[1580–90; < Latin < Greek, n. use of neuter of asýndetos not linked =a- a-6 + sýndetos, v. adj. of syndeîn to tie together (syn- syn- + deîn to bind)]
as•yn•det•ic (ˈæs ɪnˈdɛt ɪk) adj.
as`yn•det′i•cal•ly, adv.
Random House Kernerman Webster's College Dictionary, © 2010 K Dictionaries Ltd. Copyright 2005, 1997, 1991 by Random House, Inc. All rights reserved.

asyndeton

a rhetorical device in which conjunctions or other connecting words are omitted, produced a staccato, emphatic effect. — asyndetic, adj.
See also: Rhetoric and Rhetorical Devices
-Ologies & -Isms. Copyright 2008 The Gale Group, Inc. All rights reserved.
ThesaurusAntonymsRelated WordsSynonymsLegend:
Noun1.asyndeton - the omission of conjunctions where they would normally be used
rhetorical device - a use of language that creates a literary effect (but often without regard for literal significance)
Based on WordNet 3.0, Farlex clipart collection. © 2003-2012 Princeton University, Farlex Inc.
References in periodicals archive ?
Tolkien, to get around this problem, often incorporated rhetorical devices such as causal parataxis and adversative asyndeton to suggest grammatical relationships without the requirement of an additional, meter-busting dip.
In some instances, the narrator accelerates syntactic cadence through asyndeton, as in "we lift the cup, shake the hand, express the hope" and "know, share, be certain." More characteristic than asyndeton's accelerations is the narrator's reliance on polysyndeton.
Asyndeton is the scheme for leaving out connecting words.
/ The linking of nouns or noun phrases through asyndeton ("mountaineer friend, chess, tarot cards, study -two, and so on,") in the midst of the rest in this placid and purely shaky style, is not only an imitation, but a false note.
For instance, cyclical textures are binary, proximate, physical, and iconic, and the text obliges by giving us an iconic, flower-like swaying in the many paired words and phrases in the poem, some of which are juxtaposed by asyndeton (e.g., "tied, released") to thicken the physical and iconic structuring even further.

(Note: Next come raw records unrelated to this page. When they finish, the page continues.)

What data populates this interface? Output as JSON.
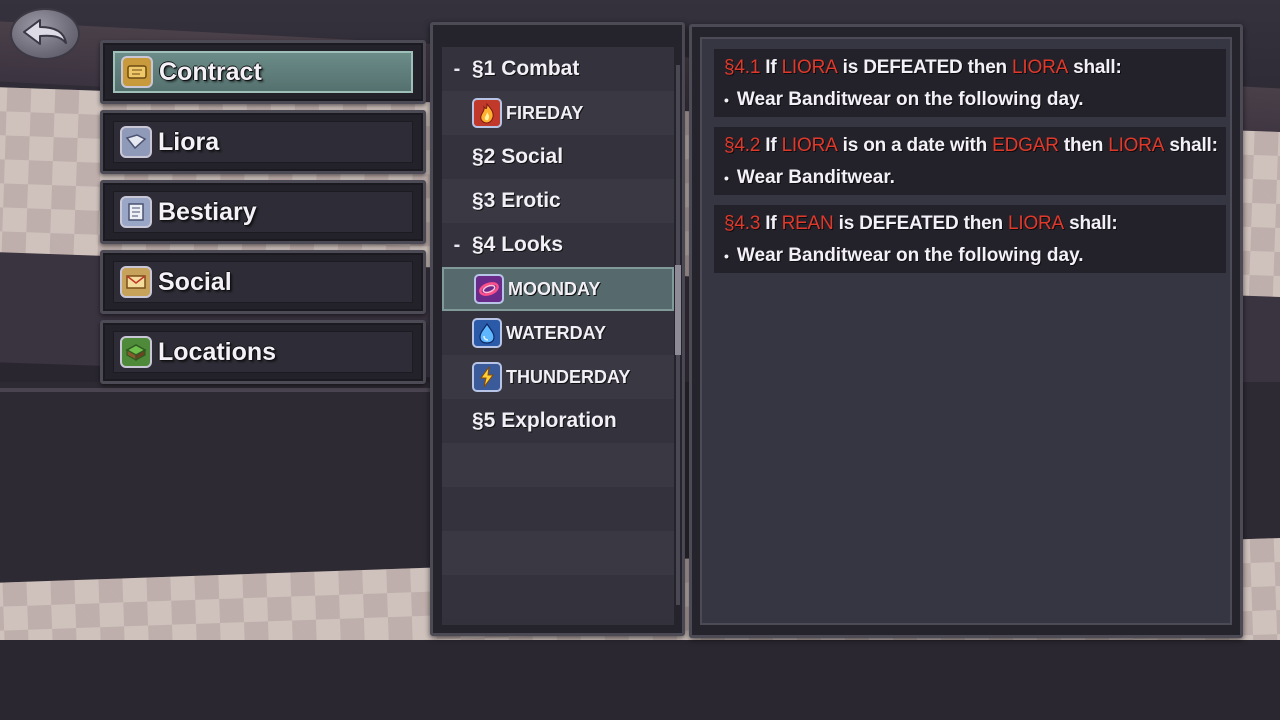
{
  "back_button": {
    "icon": "back-arrow-icon"
  },
  "menu": {
    "items": [
      {
        "label": "Contract",
        "icon": "scroll-icon",
        "active": true
      },
      {
        "label": "Liora",
        "icon": "book-icon",
        "active": false
      },
      {
        "label": "Bestiary",
        "icon": "notes-icon",
        "active": false
      },
      {
        "label": "Social",
        "icon": "letter-icon",
        "active": false
      },
      {
        "label": "Locations",
        "icon": "map-icon",
        "active": false
      }
    ]
  },
  "sections": [
    {
      "toggle": "-",
      "label": "§1 Combat",
      "type": "section"
    },
    {
      "label": "FIREDAY",
      "icon": "fire-icon",
      "type": "sub"
    },
    {
      "toggle": "",
      "label": "§2 Social",
      "type": "section"
    },
    {
      "toggle": "",
      "label": "§3 Erotic",
      "type": "section"
    },
    {
      "toggle": "-",
      "label": "§4 Looks",
      "type": "section"
    },
    {
      "label": "MOONDAY",
      "icon": "moon-icon",
      "type": "sub",
      "selected": true
    },
    {
      "label": "WATERDAY",
      "icon": "water-drop-icon",
      "type": "sub"
    },
    {
      "label": "THUNDERDAY",
      "icon": "lightning-icon",
      "type": "sub"
    },
    {
      "toggle": "",
      "label": "§5 Exploration",
      "type": "section"
    }
  ],
  "rules": [
    {
      "num": "§4.1",
      "parts": [
        " If ",
        "LIORA",
        " is DEFEATED then ",
        "LIORA",
        " shall:"
      ],
      "item": "Wear Banditwear on the following day."
    },
    {
      "num": "§4.2",
      "parts": [
        " If ",
        "LIORA",
        " is on a date with ",
        "EDGAR",
        " then ",
        "LIORA",
        " shall:"
      ],
      "item": "Wear Banditwear."
    },
    {
      "num": "§4.3",
      "parts": [
        " If ",
        "REAN",
        " is DEFEATED then ",
        "LIORA",
        " shall:"
      ],
      "item": "Wear Banditwear on the following day."
    }
  ],
  "bullet": "•",
  "colors": {
    "highlight": "#e0392b",
    "selected_row": "#566a6d",
    "active_menu": "#607e7b"
  }
}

(1) These include examples of alliteration, anaphora and asyndeton. Another important factor in the translation was my decision to translate Truth's speech both in language and in context.
acknowledged by Morales 2001, xxii, who adds apheleia and asyndeton to

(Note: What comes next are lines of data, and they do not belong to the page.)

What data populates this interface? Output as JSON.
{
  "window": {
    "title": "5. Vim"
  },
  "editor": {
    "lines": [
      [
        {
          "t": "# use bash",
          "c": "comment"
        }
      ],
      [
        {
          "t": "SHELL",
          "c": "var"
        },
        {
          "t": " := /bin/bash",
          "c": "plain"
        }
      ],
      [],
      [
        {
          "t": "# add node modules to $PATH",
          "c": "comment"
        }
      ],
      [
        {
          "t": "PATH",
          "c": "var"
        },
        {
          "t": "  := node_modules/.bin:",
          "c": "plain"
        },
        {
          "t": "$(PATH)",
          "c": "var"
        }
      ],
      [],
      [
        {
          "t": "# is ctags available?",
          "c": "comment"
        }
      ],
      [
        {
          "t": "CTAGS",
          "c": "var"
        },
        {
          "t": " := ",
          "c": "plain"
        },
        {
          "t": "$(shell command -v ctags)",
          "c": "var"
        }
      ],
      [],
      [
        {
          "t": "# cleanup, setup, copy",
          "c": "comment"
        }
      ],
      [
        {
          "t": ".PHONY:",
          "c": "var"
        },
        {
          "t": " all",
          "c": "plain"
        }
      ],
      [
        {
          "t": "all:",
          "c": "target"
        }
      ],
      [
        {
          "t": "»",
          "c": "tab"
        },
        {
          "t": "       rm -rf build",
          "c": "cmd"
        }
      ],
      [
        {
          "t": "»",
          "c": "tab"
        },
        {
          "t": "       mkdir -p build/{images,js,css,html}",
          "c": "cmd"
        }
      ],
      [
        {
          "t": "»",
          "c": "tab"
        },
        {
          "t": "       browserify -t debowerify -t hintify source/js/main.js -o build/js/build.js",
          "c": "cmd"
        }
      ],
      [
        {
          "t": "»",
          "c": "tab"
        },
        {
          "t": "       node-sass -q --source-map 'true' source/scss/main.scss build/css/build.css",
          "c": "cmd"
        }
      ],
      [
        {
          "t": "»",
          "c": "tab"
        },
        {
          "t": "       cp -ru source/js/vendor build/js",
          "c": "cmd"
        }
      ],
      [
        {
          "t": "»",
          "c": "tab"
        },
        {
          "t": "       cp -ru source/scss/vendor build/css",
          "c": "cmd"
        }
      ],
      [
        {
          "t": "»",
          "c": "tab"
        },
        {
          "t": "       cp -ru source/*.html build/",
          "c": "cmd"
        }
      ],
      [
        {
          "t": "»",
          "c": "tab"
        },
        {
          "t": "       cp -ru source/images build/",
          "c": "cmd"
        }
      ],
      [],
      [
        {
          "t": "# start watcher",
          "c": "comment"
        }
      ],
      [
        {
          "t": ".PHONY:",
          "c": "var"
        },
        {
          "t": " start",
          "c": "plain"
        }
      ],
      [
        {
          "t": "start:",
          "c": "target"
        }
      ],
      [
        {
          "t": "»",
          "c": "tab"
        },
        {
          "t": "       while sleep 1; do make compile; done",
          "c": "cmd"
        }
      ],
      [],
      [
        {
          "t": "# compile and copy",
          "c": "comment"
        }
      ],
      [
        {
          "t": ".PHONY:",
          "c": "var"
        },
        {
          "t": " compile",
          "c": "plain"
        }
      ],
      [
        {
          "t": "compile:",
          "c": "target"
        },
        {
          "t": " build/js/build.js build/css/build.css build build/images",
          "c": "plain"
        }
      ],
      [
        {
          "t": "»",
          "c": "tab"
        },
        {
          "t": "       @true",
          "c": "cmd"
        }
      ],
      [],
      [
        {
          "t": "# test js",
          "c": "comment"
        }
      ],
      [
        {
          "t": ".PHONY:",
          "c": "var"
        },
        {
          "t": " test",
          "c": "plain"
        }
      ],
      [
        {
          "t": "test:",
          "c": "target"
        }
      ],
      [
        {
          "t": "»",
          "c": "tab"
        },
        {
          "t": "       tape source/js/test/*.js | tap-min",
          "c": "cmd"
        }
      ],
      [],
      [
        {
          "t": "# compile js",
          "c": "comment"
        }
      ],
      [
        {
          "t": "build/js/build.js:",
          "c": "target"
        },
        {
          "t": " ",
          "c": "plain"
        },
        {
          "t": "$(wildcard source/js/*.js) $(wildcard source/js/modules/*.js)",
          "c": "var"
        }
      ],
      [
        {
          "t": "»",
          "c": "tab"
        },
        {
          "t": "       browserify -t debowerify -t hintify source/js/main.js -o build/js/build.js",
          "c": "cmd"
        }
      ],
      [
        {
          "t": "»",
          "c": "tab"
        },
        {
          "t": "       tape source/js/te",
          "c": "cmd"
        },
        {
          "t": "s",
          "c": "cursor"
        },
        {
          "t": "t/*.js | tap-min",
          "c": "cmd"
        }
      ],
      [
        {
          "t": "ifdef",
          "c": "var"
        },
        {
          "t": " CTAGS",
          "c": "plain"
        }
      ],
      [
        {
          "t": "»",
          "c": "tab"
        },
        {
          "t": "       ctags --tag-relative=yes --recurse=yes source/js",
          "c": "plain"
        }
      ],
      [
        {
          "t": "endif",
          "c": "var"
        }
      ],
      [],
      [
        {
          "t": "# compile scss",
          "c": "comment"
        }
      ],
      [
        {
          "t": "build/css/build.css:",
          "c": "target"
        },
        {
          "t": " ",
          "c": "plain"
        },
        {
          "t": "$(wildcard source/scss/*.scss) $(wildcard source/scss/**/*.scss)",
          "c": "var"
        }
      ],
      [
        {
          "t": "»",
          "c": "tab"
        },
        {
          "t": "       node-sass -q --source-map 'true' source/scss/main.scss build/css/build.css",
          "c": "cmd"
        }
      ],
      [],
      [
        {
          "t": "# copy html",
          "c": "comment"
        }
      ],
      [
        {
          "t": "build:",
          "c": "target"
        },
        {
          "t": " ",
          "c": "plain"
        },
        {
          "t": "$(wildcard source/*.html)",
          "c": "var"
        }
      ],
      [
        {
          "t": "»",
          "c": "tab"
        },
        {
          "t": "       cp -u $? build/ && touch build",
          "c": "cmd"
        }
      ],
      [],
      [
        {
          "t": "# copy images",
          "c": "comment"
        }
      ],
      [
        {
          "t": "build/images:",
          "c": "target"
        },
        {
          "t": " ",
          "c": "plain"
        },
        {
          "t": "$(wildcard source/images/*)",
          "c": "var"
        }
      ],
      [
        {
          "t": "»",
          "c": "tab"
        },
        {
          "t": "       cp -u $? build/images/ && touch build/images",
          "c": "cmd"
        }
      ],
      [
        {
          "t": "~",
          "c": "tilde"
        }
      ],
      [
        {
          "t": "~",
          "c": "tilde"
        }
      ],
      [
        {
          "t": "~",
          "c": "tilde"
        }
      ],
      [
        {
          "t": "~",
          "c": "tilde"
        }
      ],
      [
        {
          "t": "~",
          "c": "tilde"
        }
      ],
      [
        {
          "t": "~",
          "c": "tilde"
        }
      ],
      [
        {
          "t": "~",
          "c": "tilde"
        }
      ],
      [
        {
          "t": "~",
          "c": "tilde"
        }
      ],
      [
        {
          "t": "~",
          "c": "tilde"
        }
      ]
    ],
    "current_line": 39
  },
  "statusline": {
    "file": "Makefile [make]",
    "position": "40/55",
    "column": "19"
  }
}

Chapter 3: Coordinating Conjunctions, gapping, and asyndeton
He contends that for Browning, like Hopkins, Shakespeare resonates most not in direct allusions to the plays, but rather in the language of the poetry itself, particularly in rhetorical figures such as asyndeton (the dropping of connectives) and hendiadys (Chapter 12, "Oracle Meets Wit").